_WHAT IS EXPECTED_
What lines of the data below hold the string "monde"? Copy each one out.
********
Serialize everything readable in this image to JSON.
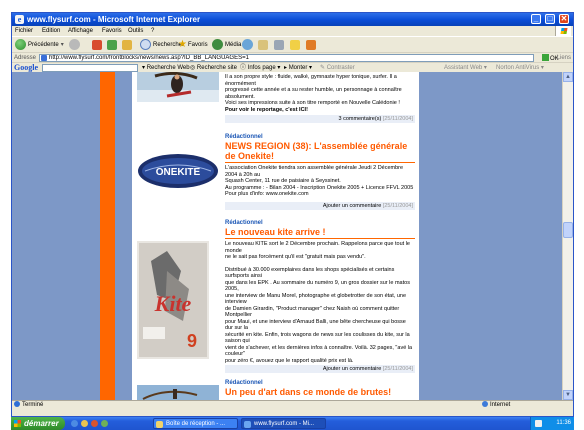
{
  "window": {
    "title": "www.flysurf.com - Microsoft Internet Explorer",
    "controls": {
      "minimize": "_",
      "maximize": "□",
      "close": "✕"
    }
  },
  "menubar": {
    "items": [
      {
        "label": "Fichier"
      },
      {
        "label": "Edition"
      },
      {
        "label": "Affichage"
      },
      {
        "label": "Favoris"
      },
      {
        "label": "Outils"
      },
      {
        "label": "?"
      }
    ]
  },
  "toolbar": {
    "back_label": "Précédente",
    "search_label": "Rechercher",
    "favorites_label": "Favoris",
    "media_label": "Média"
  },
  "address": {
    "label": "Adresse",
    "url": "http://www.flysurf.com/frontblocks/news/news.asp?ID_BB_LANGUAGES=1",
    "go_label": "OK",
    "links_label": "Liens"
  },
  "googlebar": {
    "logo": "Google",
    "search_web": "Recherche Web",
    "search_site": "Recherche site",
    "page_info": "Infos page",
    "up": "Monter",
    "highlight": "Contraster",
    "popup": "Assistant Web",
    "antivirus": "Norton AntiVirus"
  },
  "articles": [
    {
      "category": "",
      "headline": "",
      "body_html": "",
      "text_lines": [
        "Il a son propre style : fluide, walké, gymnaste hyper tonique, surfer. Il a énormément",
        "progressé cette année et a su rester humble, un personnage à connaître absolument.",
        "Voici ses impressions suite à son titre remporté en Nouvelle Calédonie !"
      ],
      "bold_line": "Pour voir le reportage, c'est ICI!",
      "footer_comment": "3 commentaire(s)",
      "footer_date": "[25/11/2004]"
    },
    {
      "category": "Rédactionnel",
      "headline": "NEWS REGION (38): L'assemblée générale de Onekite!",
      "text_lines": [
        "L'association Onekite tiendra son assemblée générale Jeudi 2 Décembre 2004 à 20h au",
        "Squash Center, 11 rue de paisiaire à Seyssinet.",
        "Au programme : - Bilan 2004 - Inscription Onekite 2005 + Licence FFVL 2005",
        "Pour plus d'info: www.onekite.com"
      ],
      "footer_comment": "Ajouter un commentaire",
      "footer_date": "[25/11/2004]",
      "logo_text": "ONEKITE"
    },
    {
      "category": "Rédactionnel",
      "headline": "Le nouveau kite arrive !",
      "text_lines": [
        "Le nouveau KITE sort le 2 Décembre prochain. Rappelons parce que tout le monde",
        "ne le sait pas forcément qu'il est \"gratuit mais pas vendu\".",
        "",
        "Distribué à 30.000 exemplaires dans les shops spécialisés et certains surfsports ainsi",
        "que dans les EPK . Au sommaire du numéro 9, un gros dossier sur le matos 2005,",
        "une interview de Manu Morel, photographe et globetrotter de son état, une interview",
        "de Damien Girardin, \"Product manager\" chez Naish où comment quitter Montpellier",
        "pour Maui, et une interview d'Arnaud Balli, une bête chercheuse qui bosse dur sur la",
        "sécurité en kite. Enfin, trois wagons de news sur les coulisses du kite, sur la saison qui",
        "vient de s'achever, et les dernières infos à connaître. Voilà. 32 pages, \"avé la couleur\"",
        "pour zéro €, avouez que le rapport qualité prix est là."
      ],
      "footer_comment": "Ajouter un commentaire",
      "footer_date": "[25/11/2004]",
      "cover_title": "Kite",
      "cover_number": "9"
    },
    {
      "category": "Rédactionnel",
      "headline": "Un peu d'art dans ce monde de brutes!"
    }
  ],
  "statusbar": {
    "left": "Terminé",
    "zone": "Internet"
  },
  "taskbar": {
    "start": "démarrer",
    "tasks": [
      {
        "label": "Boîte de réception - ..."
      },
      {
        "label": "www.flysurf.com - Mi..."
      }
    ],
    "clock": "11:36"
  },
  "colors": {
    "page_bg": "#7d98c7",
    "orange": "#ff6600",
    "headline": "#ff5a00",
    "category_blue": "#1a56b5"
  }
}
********
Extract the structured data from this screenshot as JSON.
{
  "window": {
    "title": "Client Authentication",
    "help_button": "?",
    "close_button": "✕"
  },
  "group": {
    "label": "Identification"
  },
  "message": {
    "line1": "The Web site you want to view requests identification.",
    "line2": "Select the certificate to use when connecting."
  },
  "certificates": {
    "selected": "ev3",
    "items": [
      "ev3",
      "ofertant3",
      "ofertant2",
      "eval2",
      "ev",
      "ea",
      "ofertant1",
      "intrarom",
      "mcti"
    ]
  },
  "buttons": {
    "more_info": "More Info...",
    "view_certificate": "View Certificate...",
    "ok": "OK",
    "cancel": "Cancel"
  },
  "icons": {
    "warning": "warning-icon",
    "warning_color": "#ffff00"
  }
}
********
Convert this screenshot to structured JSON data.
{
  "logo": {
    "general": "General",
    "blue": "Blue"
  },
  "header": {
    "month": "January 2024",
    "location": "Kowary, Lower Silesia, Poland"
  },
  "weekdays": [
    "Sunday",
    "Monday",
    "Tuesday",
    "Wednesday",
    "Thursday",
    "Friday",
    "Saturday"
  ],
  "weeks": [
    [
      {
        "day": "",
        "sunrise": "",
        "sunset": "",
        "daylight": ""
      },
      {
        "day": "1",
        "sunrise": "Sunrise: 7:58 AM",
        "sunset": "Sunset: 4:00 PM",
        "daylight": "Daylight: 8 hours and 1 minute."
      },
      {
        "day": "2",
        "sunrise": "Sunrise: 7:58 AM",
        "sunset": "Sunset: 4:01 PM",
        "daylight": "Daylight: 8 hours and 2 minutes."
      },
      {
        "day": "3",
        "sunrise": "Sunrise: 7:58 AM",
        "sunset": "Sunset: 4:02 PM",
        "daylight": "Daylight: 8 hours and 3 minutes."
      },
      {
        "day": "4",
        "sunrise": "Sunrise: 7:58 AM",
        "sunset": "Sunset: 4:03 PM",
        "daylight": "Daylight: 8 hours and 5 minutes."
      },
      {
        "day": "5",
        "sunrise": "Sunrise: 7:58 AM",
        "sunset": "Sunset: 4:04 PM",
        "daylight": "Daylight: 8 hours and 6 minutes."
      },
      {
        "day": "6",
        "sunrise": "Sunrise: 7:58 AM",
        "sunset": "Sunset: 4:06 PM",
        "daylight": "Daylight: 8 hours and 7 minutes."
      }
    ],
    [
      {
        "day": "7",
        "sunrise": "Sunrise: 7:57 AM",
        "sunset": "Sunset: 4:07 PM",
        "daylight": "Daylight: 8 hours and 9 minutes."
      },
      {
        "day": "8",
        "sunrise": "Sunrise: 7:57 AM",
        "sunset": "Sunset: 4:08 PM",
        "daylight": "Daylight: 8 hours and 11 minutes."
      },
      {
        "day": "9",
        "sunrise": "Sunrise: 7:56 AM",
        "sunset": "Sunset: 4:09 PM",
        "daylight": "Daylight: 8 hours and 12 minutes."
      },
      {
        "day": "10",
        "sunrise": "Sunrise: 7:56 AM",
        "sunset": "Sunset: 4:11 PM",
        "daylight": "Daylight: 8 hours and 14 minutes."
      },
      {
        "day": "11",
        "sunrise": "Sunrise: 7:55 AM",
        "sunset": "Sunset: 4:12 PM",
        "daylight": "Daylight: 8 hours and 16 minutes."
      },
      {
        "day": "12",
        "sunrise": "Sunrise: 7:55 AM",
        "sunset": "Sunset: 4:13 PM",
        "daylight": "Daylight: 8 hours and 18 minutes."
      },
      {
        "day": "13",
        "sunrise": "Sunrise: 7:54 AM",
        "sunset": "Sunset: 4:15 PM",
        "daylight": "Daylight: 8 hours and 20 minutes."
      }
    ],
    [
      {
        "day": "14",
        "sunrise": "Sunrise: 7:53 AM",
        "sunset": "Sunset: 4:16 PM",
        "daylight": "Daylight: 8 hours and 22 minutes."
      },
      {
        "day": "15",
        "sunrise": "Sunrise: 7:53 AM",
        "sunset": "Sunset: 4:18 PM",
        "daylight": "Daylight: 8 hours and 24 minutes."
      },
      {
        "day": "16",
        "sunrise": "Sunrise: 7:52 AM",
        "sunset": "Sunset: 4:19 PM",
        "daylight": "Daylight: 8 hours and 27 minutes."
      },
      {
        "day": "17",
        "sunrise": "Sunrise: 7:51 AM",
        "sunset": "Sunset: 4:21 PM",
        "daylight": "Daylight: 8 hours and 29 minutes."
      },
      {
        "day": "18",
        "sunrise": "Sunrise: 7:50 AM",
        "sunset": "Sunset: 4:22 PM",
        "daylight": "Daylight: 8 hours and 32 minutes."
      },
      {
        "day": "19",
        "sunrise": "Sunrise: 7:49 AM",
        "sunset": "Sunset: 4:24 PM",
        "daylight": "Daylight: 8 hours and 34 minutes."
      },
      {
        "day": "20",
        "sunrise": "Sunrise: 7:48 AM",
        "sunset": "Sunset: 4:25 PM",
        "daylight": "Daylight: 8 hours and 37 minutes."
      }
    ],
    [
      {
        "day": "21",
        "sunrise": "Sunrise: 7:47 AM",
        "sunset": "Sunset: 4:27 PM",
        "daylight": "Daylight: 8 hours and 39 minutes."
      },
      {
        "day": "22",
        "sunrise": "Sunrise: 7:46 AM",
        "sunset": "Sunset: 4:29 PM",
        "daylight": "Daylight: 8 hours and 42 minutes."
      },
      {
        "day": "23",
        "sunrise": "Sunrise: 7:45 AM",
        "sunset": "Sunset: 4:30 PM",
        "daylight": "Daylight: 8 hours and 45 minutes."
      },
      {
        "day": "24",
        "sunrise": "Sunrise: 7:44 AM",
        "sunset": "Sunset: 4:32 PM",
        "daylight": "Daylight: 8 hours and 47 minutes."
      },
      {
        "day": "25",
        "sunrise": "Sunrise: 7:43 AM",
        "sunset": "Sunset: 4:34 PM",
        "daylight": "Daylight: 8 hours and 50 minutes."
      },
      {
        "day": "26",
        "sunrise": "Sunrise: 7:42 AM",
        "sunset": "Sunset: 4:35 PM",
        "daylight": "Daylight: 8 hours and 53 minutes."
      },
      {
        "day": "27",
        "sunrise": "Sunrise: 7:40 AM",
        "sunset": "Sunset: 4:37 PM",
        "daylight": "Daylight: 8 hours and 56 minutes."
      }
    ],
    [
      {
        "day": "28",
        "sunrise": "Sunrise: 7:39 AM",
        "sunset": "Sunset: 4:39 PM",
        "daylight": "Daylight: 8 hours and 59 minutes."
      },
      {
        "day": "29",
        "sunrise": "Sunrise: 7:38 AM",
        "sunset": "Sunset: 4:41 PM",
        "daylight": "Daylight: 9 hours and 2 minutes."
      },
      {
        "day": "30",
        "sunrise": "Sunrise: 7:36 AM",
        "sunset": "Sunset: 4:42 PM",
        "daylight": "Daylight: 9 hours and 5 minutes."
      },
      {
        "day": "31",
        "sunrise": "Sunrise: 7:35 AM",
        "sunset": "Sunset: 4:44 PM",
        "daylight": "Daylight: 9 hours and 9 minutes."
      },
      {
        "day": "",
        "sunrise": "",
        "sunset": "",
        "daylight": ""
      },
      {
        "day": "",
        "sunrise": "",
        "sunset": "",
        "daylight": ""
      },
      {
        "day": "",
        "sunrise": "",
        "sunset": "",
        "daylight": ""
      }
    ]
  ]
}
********
_REPLY TO THE EXERCISE_
        "Le nouveau KITE sort le 2 Décembre prochain. Rappelons parce que tout le monde",
      "headline": "Un peu d'art dans ce monde de brutes!"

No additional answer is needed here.